## Exercise description
Set down every record below exactly as it stands.

## Information supplied
-- Opening Marker --

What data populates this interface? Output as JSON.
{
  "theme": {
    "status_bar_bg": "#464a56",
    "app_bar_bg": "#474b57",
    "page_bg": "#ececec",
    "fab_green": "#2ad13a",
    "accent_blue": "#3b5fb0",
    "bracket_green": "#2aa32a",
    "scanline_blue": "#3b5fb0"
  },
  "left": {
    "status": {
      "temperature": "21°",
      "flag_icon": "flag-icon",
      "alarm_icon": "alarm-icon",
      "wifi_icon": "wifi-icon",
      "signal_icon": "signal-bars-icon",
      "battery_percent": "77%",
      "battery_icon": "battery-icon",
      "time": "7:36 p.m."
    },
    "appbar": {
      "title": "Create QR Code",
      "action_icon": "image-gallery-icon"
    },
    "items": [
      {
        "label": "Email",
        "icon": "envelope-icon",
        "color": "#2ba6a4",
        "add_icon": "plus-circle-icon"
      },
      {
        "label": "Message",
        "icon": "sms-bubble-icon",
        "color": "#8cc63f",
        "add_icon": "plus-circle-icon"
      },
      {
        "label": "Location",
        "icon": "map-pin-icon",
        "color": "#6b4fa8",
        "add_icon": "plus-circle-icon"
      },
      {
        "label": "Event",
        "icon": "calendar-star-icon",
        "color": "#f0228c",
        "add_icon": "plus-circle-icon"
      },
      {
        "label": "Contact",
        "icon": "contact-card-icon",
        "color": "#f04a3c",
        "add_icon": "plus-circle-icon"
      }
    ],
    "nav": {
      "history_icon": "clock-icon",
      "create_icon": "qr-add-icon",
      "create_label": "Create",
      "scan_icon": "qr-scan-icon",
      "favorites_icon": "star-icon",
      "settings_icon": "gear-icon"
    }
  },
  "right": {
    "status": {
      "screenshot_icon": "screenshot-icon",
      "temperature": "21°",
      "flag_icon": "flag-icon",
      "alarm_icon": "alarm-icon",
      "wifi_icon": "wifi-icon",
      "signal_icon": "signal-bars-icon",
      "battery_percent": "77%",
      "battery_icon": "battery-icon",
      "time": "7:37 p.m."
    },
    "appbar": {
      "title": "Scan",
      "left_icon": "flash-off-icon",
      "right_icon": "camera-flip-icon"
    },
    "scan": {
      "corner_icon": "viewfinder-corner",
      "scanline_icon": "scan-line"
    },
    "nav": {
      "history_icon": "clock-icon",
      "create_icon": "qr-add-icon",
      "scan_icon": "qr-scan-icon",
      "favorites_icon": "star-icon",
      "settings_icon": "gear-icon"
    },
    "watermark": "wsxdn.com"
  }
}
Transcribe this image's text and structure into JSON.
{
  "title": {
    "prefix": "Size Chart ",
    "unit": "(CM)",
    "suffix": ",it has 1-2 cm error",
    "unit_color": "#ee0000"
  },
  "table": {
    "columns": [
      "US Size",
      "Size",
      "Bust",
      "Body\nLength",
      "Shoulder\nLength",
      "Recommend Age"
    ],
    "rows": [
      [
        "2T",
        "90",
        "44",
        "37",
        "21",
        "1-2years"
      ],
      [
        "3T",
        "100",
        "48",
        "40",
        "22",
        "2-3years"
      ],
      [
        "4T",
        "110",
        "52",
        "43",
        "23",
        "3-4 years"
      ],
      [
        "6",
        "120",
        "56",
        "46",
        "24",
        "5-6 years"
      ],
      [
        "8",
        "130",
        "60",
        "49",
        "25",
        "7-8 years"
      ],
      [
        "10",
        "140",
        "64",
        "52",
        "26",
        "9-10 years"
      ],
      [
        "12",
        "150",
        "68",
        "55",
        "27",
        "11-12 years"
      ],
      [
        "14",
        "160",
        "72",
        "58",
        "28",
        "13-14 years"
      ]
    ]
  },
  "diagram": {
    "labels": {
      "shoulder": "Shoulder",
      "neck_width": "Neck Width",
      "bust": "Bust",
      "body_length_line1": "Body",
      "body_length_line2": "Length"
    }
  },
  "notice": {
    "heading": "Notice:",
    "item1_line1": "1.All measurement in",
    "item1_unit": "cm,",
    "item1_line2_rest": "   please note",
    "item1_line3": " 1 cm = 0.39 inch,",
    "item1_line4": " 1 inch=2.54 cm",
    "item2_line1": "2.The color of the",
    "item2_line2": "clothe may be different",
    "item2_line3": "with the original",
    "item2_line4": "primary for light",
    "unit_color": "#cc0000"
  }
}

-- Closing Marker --

## Task answer
What data populates this interface? Output as JSON.
{
  "theme": {
    "status_bar_bg": "#464a56",
    "app_bar_bg": "#474b57",
    "page_bg": "#ececec",
    "fab_green": "#2ad13a",
    "accent_blue": "#3b5fb0",
    "bracket_green": "#2aa32a",
    "scanline_blue": "#3b5fb0"
  },
  "left": {
    "status": {
      "temperature": "21°",
      "flag_icon": "flag-icon",
      "alarm_icon": "alarm-icon",
      "wifi_icon": "wifi-icon",
      "signal_icon": "signal-bars-icon",
      "battery_percent": "77%",
      "battery_icon": "battery-icon",
      "time": "7:36 p.m."
    },
    "appbar": {
      "title": "Create QR Code",
      "action_icon": "image-gallery-icon"
    },
    "items": [
      {
        "label": "Email",
        "icon": "envelope-icon",
        "color": "#2ba6a4",
        "add_icon": "plus-circle-icon"
      },
      {
        "label": "Message",
        "icon": "sms-bubble-icon",
        "color": "#8cc63f",
        "add_icon": "plus-circle-icon"
      },
      {
        "label": "Location",
        "icon": "map-pin-icon",
        "color": "#6b4fa8",
        "add_icon": "plus-circle-icon"
      },
      {
        "label": "Event",
        "icon": "calendar-star-icon",
        "color": "#f0228c",
        "add_icon": "plus-circle-icon"
      },
      {
        "label": "Contact",
        "icon": "contact-card-icon",
        "color": "#f04a3c",
        "add_icon": "plus-circle-icon"
      }
    ],
    "nav": {
      "history_icon": "clock-icon",
      "create_icon": "qr-add-icon",
      "create_label": "Create",
      "scan_icon": "qr-scan-icon",
      "favorites_icon": "star-icon",
      "settings_icon": "gear-icon"
    }
  },
  "right": {
    "status": {
      "screenshot_icon": "screenshot-icon",
      "temperature": "21°",
      "flag_icon": "flag-icon",
      "alarm_icon": "alarm-icon",
      "wifi_icon": "wifi-icon",
      "signal_icon": "signal-bars-icon",
      "battery_percent": "77%",
      "battery_icon": "battery-icon",
      "time": "7:37 p.m."
    },
    "appbar": {
      "title": "Scan",
      "left_icon": "flash-off-icon",
      "right_icon": "camera-flip-icon"
    },
    "scan": {
      "corner_icon": "viewfinder-corner",
      "scanline_icon": "scan-line"
    },
    "nav": {
      "history_icon": "clock-icon",
      "create_icon": "qr-add-icon",
      "scan_icon": "qr-scan-icon",
      "favorites_icon": "star-icon",
      "settings_icon": "gear-icon"
    },
    "watermark": "wsxdn.com"
  }
}
Transcribe this image's text and structure into JSON.
{
  "title": {
    "prefix": "Size Chart ",
    "unit": "(CM)",
    "suffix": ",it has 1-2 cm error",
    "unit_color": "#ee0000"
  },
  "table": {
    "columns": [
      "US Size",
      "Size",
      "Bust",
      "Body\nLength",
      "Shoulder\nLength",
      "Recommend Age"
    ],
    "rows": [
      [
        "2T",
        "90",
        "44",
        "37",
        "21",
        "1-2years"
      ],
      [
        "3T",
        "100",
        "48",
        "40",
        "22",
        "2-3years"
      ],
      [
        "4T",
        "110",
        "52",
        "43",
        "23",
        "3-4 years"
      ],
      [
        "6",
        "120",
        "56",
        "46",
        "24",
        "5-6 years"
      ],
      [
        "8",
        "130",
        "60",
        "49",
        "25",
        "7-8 years"
      ],
      [
        "10",
        "140",
        "64",
        "52",
        "26",
        "9-10 years"
      ],
      [
        "12",
        "150",
        "68",
        "55",
        "27",
        "11-12 years"
      ],
      [
        "14",
        "160",
        "72",
        "58",
        "28",
        "13-14 years"
      ]
    ]
  },
  "diagram": {
    "labels": {
      "shoulder": "Shoulder",
      "neck_width": "Neck Width",
      "bust": "Bust",
      "body_length_line1": "Body",
      "body_length_line2": "Length"
    }
  },
  "notice": {
    "heading": "Notice:",
    "item1_line1": "1.All measurement in",
    "item1_unit": "cm,",
    "item1_line2_rest": "   please note",
    "item1_line3": " 1 cm = 0.39 inch,",
    "item1_line4": " 1 inch=2.54 cm",
    "item2_line1": "2.The color of the",
    "item2_line2": "clothe may be different",
    "item2_line3": "with the original",
    "item2_line4": "primary for light",
    "unit_color": "#cc0000"
  }
}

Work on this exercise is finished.